Of course, there are challenges for both Irish and immigrant families, and there is much work to be done to ensure that this City and County can respond adequately to the needs of all who live here. 

This strategy is a process, part of an ongoing effort, and indeed it seeks to complement the national Migrant Integration Strategy. It is encouraging to see such a proactive approach on the part of Limerick.   Local Authorities, and indeed local organisations, are after all at the coal-face of integration – they have the great responsibility of working together to fulfil the aim of a society where all are accepted and can flourish, unhindered by prejudice.

Inherent in a successful response to inward migration to our country is the need to emphasise, at all times, our shared humanity. Regardless of where we are born, each of us is motivated by hopes, fears and aspirations that share similarities in the fears and insecurities that have to be transcended. In responding to immigration, there can be a tendency, and we must be aware of and correct as necessary, such crude simplifications and generalisations, that might obscure the essential humanity that is involved in understanding the needs of our new neighbours, colleagues and friends. 
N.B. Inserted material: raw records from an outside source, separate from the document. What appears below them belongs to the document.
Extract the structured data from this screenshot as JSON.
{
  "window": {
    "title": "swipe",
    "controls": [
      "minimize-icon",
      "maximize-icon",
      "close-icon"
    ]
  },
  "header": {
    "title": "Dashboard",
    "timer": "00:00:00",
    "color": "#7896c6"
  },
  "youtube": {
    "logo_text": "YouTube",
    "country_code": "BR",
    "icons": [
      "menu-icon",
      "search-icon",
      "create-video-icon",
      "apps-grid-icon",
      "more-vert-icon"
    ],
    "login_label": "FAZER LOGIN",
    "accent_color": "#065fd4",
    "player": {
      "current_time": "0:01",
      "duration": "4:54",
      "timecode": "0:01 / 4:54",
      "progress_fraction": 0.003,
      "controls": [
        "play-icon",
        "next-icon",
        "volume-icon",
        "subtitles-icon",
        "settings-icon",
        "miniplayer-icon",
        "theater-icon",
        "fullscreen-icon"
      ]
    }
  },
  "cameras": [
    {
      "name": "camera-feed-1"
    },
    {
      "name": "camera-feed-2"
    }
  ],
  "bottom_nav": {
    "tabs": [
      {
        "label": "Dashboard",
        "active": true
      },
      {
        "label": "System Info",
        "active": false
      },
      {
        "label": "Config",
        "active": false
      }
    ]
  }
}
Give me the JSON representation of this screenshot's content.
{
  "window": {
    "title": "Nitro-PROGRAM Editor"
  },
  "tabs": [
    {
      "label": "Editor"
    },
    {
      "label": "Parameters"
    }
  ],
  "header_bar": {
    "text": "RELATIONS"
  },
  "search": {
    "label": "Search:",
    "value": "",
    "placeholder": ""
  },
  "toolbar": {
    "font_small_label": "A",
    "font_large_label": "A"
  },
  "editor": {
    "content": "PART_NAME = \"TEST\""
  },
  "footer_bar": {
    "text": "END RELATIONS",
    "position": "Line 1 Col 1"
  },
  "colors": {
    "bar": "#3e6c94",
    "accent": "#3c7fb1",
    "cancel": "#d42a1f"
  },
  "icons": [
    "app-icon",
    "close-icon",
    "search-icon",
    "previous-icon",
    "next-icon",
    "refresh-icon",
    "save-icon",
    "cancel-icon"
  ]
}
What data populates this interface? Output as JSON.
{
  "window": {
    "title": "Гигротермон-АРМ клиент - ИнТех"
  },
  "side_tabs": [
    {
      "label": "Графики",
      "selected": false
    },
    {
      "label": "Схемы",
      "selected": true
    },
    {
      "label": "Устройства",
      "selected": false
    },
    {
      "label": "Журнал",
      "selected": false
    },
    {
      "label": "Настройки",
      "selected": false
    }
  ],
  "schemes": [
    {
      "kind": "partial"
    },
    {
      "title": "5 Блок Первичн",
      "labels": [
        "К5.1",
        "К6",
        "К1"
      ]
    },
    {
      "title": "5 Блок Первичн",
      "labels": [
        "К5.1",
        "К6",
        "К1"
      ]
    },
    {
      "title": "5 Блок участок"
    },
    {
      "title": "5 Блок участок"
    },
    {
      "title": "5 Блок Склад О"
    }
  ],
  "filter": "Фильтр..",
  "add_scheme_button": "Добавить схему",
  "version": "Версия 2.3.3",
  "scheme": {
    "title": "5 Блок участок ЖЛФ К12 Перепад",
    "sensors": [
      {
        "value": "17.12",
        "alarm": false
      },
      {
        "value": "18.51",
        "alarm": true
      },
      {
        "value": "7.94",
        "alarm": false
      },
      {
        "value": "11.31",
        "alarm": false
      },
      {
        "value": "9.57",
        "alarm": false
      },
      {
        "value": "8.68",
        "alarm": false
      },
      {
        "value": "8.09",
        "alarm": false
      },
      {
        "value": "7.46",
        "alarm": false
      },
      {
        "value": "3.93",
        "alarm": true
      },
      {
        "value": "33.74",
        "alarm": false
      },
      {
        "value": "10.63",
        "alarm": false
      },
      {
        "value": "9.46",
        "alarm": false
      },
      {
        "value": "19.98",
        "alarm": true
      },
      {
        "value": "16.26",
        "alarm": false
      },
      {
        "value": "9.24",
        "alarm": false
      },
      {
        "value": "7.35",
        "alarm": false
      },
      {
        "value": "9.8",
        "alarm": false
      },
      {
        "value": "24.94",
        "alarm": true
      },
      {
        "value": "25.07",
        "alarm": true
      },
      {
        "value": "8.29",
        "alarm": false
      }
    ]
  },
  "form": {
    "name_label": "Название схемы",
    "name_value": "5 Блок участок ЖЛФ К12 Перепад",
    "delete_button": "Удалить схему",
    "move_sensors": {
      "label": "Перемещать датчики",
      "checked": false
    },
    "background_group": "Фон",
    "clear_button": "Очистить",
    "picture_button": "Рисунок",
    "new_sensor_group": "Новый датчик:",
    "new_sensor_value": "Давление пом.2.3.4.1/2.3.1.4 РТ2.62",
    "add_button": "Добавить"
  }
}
We need to be prepared to cast our memory back to our own ancestors and relatives – to how they were treated on arrival in their new homes. In doing so, we should be able to reconsider our own approaches, so that we do not make the same mistakes that were made elsewhere. 

The stories of the Wild Geese, the exodus during and after the Famine and the more recent periods of emigration give us a perspective of what it means to leave one’s land or to see one’s family leaving. But they also demonstrate the valuable contribution that migrants make to their new homes at the point of destination.

I now turn to our newest citizens of Limerick. Your contribution to this city and county can be measured in many quantifiable ways – population, economy and labour market… But what cannot be measured is the less tangible but no less important, contribution that you make to the cultural and social development of Limerick. You have brought with you a wealth of culture and heritage that will enrich this city and county and will contribute to its vibrancy for many years to come.

Is mór an phléisiúir dom an deis a fháil ateagmháil a dhéanamh leis an cathair mór seo. Is deis iontach atá ann dom na hiarrachtaí atá á dhéanamh ag Comhairle Cathrach agus Contae Luimnigh fáiltiú roimh agus dul i lánpháirtíocht le himircigh. Is mian liom, thar ceann an uile duine anseo inniu, mo bhuíochas a ghabháil leis an Chomhairle as aird a dhíriú ar na mórcheisteanna seo.

[It has been a pleasure for me today to be able to reconnect with this great city. This is a wonderful opportunity for me to see, at first-hand, the efforts that Limerick City and County Council is making to welcome and integrate migrants. On behalf of all of us here today, I thank the Council for its continued focus on these issues.]

I would also like to take the opportunity here today to thank all the staff and volunteers of these organisations for their dedication - it is greatly appreciated. 

A strategy is only as strong as those it can draw together. Integration is a two-way process, with efforts required from all communities to ensure its success and realise its benefits. Each of us here today has a role to play in ensuring the success of this strategy.  To the members of the migrant community here today, it is my sincere hope that Limerick is for you, as it was for me, home. I hope that in the years to come we will see you and your families flourishing alongside your neighbours.  

To those here from the Irish community, I hope that together we can embrace our new-found neighbours with the most generous of Irish hospitality. We must truly live up to our reputation as the island of a thousand welcomes. A welcome has no cost, yet a welcome has boundless value to those who are in need of it. 

I would like to express my thanks once again to all those who have invited and welcomed me here today and I wish you all the best of luck in continuing this important work. 

My fellow “citizens of Limerick”, I thank you.